  2. Schwartz, Russell (Ed.)
  3. Abstract. River deltas are sites of sediment accumulation along thecoastline that form critical biological habitats, host megacities, andcontain significant quantities of hydrocarbons. Despite their importance, wedo not know which factors most significantly promote sediment accumulationand dominate delta formation. To investigate this issue, we present a globaldataset of 5399 coastal rivers and data on eight environmental variables.Of these rivers, 40 % (n=2174) have geomorphic deltas defined eitherby a protrusion from the regional shoreline, a distributary channel network,or both. Globally, coastlines average one delta forevery ∼300 km of shoreline, but there are hotspots of delta formation, for examplein Southeast Asia where there is one delta per 100 km of shoreline. Ouranalysis shows that the likelihood of a river to form a delta increases withincreasing water discharge, sediment discharge, and drainage basin area. Onthe other hand, delta likelihood decreases with increasing wave height andtidal range.

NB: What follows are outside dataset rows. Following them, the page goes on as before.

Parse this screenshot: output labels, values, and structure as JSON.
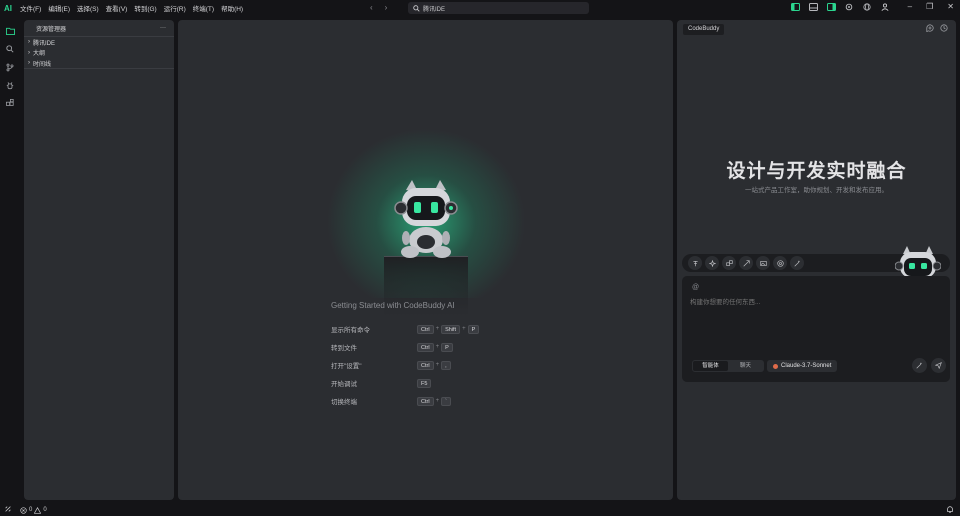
{
  "titlebar": {
    "logo": "AI",
    "menu": [
      "文件(F)",
      "编辑(E)",
      "选择(S)",
      "查看(V)",
      "转到(G)",
      "运行(R)",
      "终端(T)",
      "帮助(H)"
    ],
    "search_text": "腾讯IDE"
  },
  "activity": {
    "icons": [
      "files-icon",
      "search-icon",
      "source-control-icon",
      "debug-icon",
      "extensions-icon"
    ]
  },
  "explorer": {
    "title": "资源管理器",
    "more": "···",
    "items": [
      {
        "label": "腾讯IDE"
      },
      {
        "label": "大纲"
      },
      {
        "label": "时间线"
      }
    ]
  },
  "welcome": {
    "getting_started": "Getting Started with CodeBuddy AI",
    "shortcuts": [
      {
        "label": "显示所有命令",
        "keys": [
          "Ctrl",
          "Shift",
          "P"
        ]
      },
      {
        "label": "转到文件",
        "keys": [
          "Ctrl",
          "P"
        ]
      },
      {
        "label": "打开\"设置\"",
        "keys": [
          "Ctrl",
          ","
        ]
      },
      {
        "label": "开始调试",
        "keys": [
          "F5"
        ]
      },
      {
        "label": "切换终端",
        "keys": [
          "Ctrl",
          "`"
        ]
      }
    ]
  },
  "codebuddy": {
    "tab": "CodeBuddy",
    "headline": "设计与开发实时融合",
    "subline": "一站式产品工作室，助你规划、开发和发布应用。",
    "chat_placeholder": "构建你想要的任何东西...",
    "at_symbol": "@",
    "modes": [
      "智能体",
      "聊天"
    ],
    "model": "Claude-3.7-Sonnet"
  },
  "status": {
    "errors": "0",
    "warnings": "0"
  },
  "colors": {
    "accent": "#2bd58f",
    "panel": "#2b2d31",
    "background": "#141417"
  }
}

Delta likelihood has a non-monotonic relationship withreceiving-basin slope: it decreases with steeper slopes, but for slopes >0.006 delta likelihood increases. This reflects differentcontrols on delta formation on active versus passive margins. Sedimentconcentration and recent sea level change do not affect delta likelihood. Alogistic regression shows that water discharge, sediment discharge, waveheight, and tidal range are most important for delta formation. The logisticregressionmore »correctly predicts delta formation 74 % of the time. Our globalanalysis illustrates that delta formation and morphology represent a balancebetween constructive and destructive forces, and this framework may helppredict tipping points at which deltas rapidly shift morphologies.« less